London 01/03/2013 - Base metals sold off on the LME on Friday morning when sentiment took multiple blows from largely disappointing economic figures in a data-heavy day.
Many metals have sunk to multi-month lows, triggering stops on the move down
“A slew of poor economic data has taken its toll on prices, with major support areas giving way,” a trader said. “Technical sales will now feature, as prices look to find new support levels.”
“We expect the base metals to remain under pressure while the market adjusts after having become too optimistic in recent months,” FastMarkets analyst William Adams added.
The EU CPI flash estimate and the unemployment rate both disappointed at 1.8 percent and 11.9 percent respectively. The Italian preliminary CPI undershot at 0.1 percent, while the Italian unemployment rate increased 11.2 percent quarter on quarter and 11.7 percent month on month, which added to growing concerns about the country’s stability. The euro was last at a soft 1.3048 against the dollar.
Chinese HSBC manufacturing data also missed forecasts earlier and its manufacturing PMI fell to 50.1 in February from 50.4 in January. The comparative HSBC number, however, came in on expectations at 50.4.
“We believe that the Chinese economy remains on the road to recovery and will lend buoyancy to metal prices again in the medium term,” Commerzbank said. “In the short term, the pressure on metal prices could abate if the ISM index in the US does not fall as sharply as expected this afternoon. After all, a number of regional indices have proved to be surprisingly positive of late.”
Core PCE numbers, personal spending and the revised University of Michigan numbers are due from the US later as well as personal spending and income, consumer sentiment and inflation expectations, construction spending and total vehicle sales.

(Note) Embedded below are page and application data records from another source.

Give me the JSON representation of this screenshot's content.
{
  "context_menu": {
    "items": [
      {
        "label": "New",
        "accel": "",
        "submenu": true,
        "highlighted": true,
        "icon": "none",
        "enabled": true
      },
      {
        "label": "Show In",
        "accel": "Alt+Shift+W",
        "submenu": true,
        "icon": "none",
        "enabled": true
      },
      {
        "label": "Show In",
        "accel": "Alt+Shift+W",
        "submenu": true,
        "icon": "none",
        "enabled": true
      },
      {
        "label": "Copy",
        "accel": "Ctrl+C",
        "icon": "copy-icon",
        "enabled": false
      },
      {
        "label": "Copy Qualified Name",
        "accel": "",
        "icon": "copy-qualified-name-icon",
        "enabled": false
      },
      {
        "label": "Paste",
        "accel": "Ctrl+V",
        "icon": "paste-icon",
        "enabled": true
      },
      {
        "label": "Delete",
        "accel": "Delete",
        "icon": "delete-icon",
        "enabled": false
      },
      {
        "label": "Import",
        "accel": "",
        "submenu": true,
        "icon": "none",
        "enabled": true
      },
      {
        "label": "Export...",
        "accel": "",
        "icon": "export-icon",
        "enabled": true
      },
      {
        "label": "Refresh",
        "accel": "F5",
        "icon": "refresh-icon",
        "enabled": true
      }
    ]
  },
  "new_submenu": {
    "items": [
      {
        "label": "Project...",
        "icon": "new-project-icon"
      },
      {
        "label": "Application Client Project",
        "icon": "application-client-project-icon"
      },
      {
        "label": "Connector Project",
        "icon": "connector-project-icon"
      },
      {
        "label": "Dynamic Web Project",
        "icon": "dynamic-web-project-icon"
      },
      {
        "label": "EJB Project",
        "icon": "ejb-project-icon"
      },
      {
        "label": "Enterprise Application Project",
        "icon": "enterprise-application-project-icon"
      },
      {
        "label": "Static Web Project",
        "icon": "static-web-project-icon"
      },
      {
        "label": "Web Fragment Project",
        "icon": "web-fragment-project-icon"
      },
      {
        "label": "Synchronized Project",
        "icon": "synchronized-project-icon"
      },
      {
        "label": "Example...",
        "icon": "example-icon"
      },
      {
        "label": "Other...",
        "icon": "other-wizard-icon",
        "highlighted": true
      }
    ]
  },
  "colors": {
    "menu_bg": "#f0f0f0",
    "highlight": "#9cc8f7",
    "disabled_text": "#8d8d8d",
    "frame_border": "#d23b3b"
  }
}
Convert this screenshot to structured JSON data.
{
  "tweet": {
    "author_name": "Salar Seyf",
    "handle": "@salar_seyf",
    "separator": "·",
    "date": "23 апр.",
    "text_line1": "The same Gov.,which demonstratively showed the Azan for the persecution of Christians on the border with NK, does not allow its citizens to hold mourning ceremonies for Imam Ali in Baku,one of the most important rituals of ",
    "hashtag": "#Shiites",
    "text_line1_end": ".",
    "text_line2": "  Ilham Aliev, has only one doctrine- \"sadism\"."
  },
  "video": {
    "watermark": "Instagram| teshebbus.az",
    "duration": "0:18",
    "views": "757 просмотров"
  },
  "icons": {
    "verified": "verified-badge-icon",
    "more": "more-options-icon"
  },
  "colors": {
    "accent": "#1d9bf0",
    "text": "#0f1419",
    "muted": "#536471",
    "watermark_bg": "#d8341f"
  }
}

TECHNICAL SELLING PULLS DOWN PRICES
Copper bottomed out at $7,658.50, its weakest since November 13, and was last at $7,690 per tonne, down $125 on the previous day’s close. Volumes are exceptional, with 16,300 lots changing hands on Select by 11:00 GMT.
In stocks, inventories rose for the 12th consecutive day, up a net 12,650 tonnes at 458,775 tonnes, the highest since October 10, 2011. Johor stocks rose 6,825 tonnes to 75,425 tonnes and Antwerp rose 4,825 tonnes; there were smaller increases in New Orleans and Johor.
“Still rising copper stocks are weighing on prices. Copper stocks registered on the Shanghai Futures Exchange climbed by 18,500 tonnes to a good 226,000 tonnes this week, bringing them to almost the same level as the record high they achieved a year ago,” Commerzbank said.
Aluminium slumped to its softest since November 23 at $1,962 and was last at $1,967, down $44 or 2.2 percent after a 10,500-tonne jump in inventories to 5,172,550 tonnes, once again due to increases in Vlissingen. Stocks in this location rose 15,375 tonnes to 1,599,700 tonnes. Cancelled warrants were also higher, up 17,900 tonnes at 1,930,850 tonnes.
Traders said that further technical selling in aluminium is expected in the coming days because longer-term models will now be active.
Zinc was last at $2,025, a $40 decline - the metal has been hit by technical selling all week, with 8,760 lots changing hands on Select so far this morning. Stock moves added to the metal’s woe - these rose 4,650 tonnes to 1,200,050 tonnes after 4,075 tonnes entered New Orleans and Antwerp received 650 tonnes.
Lead at $2,232 was down $49 - stocks and cancelled warrants both fell 50 tonnes to 287,225 tonnes and 149,550 tonnes respectively. Nickel at $16,438 was $167 lower after stocks jumped 1,572 tonnes to 159,552 tonnes, the highest since March 10, 2010. But cancelled warrants climbed 2,250 tonnes to 25,218 tonnes, a new all-time high.
Tin was last at $22,990, down $410. Stocks fell 25 tonnes to 13,575 tonnes and cancelled warrants rose 25 tonnes to 2,410 tonnes.
Steel closed at just $255/265 yesterday and last offered but not bid at $330, while inventories were unchanged yet again. Cobalt was indicated at $25,000/25,750 and molybdenum was offered at $24,700.
(Additional reporting by Eddie van der Walt, editing by Mark Shaw)